A FICO Score is a three-digit number that determines what lenders think about you. This number decides your interest rates on credit cards, mortgages, auto loans, and whether you will be approved for these loans.
FICO stands for Fair Isaac Corporation and is a formula based on your record of paying your bills on time (35%), debt to credit ratio (30%), length of credit history (15%), new accounts and applications (10%), and your mixture of credit cards and loans (10%).
Your Fico Score can range from 850, being the best to 300, at the worst. Make sure your FICO Score is in tiptop shape, follow our tips, and improve your score.
Your Fico score is based on your credit history, so it’s essential to make sure your credit report reports the correct information.

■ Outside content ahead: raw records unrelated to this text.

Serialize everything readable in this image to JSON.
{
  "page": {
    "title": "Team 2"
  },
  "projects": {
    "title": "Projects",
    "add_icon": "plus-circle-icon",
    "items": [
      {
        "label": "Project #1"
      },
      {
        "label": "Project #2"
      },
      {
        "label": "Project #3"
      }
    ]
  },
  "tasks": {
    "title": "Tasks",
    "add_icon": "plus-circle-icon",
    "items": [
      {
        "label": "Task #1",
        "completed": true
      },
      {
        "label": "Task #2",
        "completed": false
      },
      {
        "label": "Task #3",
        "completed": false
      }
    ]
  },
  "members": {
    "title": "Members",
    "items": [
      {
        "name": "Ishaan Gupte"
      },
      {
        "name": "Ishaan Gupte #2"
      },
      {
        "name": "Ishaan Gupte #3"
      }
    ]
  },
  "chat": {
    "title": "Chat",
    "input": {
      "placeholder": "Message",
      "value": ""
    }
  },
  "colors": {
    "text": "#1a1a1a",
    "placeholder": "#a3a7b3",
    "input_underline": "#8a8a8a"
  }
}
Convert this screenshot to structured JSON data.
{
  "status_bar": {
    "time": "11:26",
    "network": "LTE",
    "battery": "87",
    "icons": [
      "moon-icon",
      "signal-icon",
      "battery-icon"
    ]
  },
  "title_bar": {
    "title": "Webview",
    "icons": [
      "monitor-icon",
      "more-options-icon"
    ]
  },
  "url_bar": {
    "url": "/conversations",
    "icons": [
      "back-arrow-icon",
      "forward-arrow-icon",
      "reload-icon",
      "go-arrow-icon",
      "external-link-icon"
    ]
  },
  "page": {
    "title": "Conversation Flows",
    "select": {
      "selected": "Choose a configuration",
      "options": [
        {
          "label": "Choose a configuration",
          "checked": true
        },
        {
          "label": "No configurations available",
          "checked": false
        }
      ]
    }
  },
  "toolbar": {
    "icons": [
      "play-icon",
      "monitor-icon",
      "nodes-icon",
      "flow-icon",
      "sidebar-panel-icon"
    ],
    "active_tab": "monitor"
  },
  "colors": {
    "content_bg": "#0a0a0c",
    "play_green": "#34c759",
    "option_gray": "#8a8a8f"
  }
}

There are three credit bureaus: Equifax, Experian, and TransUnion. Each bureau has its own reporting system, and you need to obtain a report for all three. On your annual check-up, make sure all three bureaus are accurate and report the correct information. As a consumer, you are entitled to a free report yearly from each bureau. If there is any misinformation, file a dispute to get it corrected.
Before applying for a loan, it may be a good step to check your FICO score. As mentioned before, all three bureaus have a unique scoring system. To get the best rate, you want to make sure your best side is showing. Ask your lender which FICO they will be pulling before applying for a loan.
If your lender is pulling all three, it may be worth checking them all. The better the score, the better the rate. Knowing trade lingo will be helpful here. If your lender mentions the Beacon score, they are talking about Equifax. Empirica means TransUnion, and Experian is referred to as Experian or Fair Isaac Risk Model. ( Check out more from our Common Cents Blog for information geared towards enhancing your FICO Score)
Paying your bills on time is essential to a good FICO score. Since making your payments on time accounts for 35% of your FICO Score, this is a big todo. To achieve this step, all you have to do is pay the minimum balance each month on time. This alone shows your responsibility and reports beautifully on your credit report.
Closing your credit cards can do more harm than good. If you have had your credit card for a reasonable length of time, it holds the key to your credit history, which counts for 30% of your FICO score. By closing your credit card, you are wiping out your credit history, drastically lowering your FICO score. If temptation is your concern, cut your cards up and get rid of them securely. If you must close your cards, we advise closing your newest cards and keeping your oldest, retaining your credit history.
If you are going mortgage or auto shopping, too many lenders pulling your credit can lead to a dip in your credit score. To avoid this from happening, keep all of your shopping under two weeks. When you apply for a loan, the lender will want to see your FICO score right away. If you shop around and find the best rate within a two-week time frame, all the inquiries combined will count as just one. If not, multiple inquiries will appear on your credit report and be viewed negatively with future lenders.
We hope you find our FICO tips helpful in increasing and keeping your score in good condition. Keep responsible and make your payments on time. Check on your FICO score and credit report yearly to keep tabs on your financial progress. For more information on how to improve your FICO score, check our Common Cents Blog on our website.